- **The problem**
Gather every line in the records below that contains the word "退休撫卹作業".

Records drawn from a dataset
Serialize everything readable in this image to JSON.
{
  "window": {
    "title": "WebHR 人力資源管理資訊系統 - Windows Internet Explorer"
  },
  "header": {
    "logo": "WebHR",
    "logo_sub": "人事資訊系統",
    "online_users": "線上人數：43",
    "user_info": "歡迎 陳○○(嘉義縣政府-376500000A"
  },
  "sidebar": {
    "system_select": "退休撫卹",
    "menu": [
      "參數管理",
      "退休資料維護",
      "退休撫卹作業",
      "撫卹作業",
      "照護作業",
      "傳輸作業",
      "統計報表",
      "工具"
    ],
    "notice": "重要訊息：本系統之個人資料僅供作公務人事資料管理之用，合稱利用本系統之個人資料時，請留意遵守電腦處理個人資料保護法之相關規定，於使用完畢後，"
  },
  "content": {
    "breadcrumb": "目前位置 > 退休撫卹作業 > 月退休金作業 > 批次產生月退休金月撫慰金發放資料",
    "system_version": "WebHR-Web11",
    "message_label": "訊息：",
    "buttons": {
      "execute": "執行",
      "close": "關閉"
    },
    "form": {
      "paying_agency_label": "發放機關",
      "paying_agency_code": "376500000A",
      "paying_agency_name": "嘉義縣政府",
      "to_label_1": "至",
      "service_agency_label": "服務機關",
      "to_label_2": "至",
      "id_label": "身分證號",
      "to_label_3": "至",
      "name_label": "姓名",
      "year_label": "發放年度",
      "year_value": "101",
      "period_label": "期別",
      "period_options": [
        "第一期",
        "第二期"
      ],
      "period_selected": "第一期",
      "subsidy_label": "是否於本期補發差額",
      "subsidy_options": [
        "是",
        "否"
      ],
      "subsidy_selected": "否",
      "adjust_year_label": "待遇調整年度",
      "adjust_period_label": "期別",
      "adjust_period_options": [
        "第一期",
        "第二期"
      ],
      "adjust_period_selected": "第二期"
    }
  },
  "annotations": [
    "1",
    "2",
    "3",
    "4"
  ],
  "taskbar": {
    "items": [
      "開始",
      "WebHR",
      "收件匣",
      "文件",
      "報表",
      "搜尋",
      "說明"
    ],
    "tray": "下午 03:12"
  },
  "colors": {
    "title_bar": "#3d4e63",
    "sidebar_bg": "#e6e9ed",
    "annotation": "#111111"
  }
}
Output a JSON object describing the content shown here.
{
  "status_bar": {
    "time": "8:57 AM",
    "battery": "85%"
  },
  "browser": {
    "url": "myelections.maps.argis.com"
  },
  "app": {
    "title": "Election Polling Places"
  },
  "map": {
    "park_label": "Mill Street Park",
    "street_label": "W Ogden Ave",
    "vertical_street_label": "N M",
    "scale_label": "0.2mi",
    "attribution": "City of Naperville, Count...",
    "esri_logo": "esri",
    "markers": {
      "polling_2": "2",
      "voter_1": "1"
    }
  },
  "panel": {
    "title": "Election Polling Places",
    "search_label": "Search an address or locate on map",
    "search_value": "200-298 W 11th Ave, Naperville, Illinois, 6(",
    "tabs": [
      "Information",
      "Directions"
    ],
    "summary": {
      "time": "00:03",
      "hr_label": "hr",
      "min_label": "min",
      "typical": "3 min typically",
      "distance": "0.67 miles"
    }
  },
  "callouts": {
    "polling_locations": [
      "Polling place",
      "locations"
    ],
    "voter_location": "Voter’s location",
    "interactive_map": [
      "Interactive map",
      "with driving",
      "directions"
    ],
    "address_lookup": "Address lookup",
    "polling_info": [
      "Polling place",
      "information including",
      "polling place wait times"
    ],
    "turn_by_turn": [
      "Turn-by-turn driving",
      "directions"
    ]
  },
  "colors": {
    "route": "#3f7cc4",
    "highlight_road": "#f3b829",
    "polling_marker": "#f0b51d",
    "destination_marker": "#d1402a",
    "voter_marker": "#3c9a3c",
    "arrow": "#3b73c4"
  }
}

- **Answer below**
      "退休撫卹作業",
    "breadcrumb": "目前位置 > 退休撫卹作業 > 月退休金作業 > 批次產生月退休金月撫慰金發放資料",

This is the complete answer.